Director: Claire Denis | 100 minutes | drama | Actors: Isabelle Huppert, Christopher Lambert, Nicolas Duvauchelle, Isaach De Bankolé, William Nadylam, Adèle Ado, Ali Barkai, Daniel Tchangang, Michel Subor, Jean-Marie Ahanda, Patrice Eya, Serge Mong, Martin Poulibe, Mama Njouam, Pierre-Ange Tatah, Suzanne Ayuck, Lionnel Messi Inoussa, Antoine Ndichut, Wakeut Fogaing, Denise Djuikom, Marie-Françoise Wouogo, Christian Bitang, Justin Ambassa, Bernard Yopa, Catherine Matzi, Madeleine Manipet, Ebenezer Repombia, Armand Tamo, Poupou Poutougnigni, David Gozlan
“White Material” has a promising starting point. A middle-aged Western woman (Isabelle Huppert) runs an African coffee plantation whose harvest is threatened by an impending civil war. The workers take the hare path and the men of the family – father-in-law, ex-husband and son – seem more of a burden than a pleasure for this Maria Vial. However, she stubbornly persists in bringing in the harvest and keeping together a disintegrated family, even though the circumstances are not right.

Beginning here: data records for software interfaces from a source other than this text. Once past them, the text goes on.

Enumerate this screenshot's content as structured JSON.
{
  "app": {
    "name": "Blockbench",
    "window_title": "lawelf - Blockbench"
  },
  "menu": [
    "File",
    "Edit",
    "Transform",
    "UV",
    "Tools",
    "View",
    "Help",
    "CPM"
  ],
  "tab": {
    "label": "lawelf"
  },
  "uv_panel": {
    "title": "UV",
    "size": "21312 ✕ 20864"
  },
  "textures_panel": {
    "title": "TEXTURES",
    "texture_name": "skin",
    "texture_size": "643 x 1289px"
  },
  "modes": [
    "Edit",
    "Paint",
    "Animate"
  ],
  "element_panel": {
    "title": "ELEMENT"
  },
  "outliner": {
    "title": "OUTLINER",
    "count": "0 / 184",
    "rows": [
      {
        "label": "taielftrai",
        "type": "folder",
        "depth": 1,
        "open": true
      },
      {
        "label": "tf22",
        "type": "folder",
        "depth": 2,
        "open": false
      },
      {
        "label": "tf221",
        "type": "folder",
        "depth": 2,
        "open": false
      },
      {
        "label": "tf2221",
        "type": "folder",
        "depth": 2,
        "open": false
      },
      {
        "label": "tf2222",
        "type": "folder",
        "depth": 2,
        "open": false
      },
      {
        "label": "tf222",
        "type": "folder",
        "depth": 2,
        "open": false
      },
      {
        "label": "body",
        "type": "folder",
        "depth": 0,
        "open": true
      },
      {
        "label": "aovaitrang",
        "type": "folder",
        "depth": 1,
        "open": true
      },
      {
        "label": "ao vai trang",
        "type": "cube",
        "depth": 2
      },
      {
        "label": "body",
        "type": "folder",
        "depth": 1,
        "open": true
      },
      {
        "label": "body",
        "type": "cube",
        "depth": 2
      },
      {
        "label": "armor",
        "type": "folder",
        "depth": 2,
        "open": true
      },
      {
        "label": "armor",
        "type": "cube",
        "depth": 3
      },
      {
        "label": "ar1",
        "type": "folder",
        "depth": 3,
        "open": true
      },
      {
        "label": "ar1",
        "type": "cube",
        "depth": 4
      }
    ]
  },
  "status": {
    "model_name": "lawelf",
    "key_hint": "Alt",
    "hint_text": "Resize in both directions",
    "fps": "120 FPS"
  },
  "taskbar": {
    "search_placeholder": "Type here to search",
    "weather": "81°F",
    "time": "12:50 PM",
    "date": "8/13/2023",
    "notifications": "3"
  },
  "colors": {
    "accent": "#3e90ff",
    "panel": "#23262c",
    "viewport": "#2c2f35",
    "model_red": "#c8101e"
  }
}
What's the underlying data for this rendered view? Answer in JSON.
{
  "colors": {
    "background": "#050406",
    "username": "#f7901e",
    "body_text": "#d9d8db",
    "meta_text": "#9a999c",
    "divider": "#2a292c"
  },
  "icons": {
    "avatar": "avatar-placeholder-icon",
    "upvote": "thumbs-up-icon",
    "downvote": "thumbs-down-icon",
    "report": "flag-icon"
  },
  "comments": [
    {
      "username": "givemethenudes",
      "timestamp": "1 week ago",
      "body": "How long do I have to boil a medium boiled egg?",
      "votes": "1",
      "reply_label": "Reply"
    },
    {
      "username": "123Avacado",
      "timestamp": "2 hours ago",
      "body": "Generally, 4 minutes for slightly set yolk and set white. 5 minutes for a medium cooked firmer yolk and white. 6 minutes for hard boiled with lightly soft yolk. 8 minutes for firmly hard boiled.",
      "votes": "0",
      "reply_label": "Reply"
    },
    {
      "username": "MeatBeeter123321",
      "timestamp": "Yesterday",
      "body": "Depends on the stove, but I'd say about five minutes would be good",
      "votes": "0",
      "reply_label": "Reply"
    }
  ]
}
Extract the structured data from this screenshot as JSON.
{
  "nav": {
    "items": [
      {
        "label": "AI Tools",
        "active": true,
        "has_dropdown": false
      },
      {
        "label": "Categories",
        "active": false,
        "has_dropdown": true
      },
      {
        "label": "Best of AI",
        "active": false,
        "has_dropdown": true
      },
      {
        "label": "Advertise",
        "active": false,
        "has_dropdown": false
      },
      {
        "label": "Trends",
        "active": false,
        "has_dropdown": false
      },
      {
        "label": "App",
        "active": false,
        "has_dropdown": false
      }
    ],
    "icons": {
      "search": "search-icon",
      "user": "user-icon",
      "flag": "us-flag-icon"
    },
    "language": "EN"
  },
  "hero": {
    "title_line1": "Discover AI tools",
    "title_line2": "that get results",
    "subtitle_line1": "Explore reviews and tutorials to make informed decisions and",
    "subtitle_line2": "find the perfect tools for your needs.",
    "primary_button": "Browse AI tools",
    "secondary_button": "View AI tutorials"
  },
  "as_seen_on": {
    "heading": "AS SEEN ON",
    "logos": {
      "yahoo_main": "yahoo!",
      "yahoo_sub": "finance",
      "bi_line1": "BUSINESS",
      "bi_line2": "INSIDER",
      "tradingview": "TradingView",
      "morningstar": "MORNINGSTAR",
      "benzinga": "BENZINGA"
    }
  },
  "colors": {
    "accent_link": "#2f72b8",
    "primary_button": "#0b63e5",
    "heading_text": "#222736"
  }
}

As in most of her films, Isabelle Huppert plays a difficult-to-fathom woman: the contours of Maria’s personality are fixed, but her behavior shows that emotions and intellect do not always go together. What to do, for example, with Manuel (Nicolas Duvauchelle), her African-born son who likes nothing more than to lie in bed. Maria leaves the adolescent even though he insults the staff and does not cooperate in the case. She tries to make the best of it, by pulling everything to herself. The civil war remains an indeterminate threat, although it is clear that the Africans will only praise the French if they offer big money.
Interestingly, Manuel joins the rebels who are also thwarting his mother. However, “White Material” stands out more through brooding images and a ditto soundtrack (from Tindersticks) than through elaborate relationships, and that is a shame. The relationship between mother and son deserves more attention, and the demise of a colonial environment – a bit of a dated theme anyway – is not described in full. In “White Material” there is talk of moral decay and a woman who has courage, but also Maria remains a seeker in uncertain circumstances, in a film with many loose ends. OK: life is not black and white and film reality does not have to be, but we expect a filmmaker to trigger these emotions in the viewer. And unfortunately 62-year-old Claire Denis succeeds less.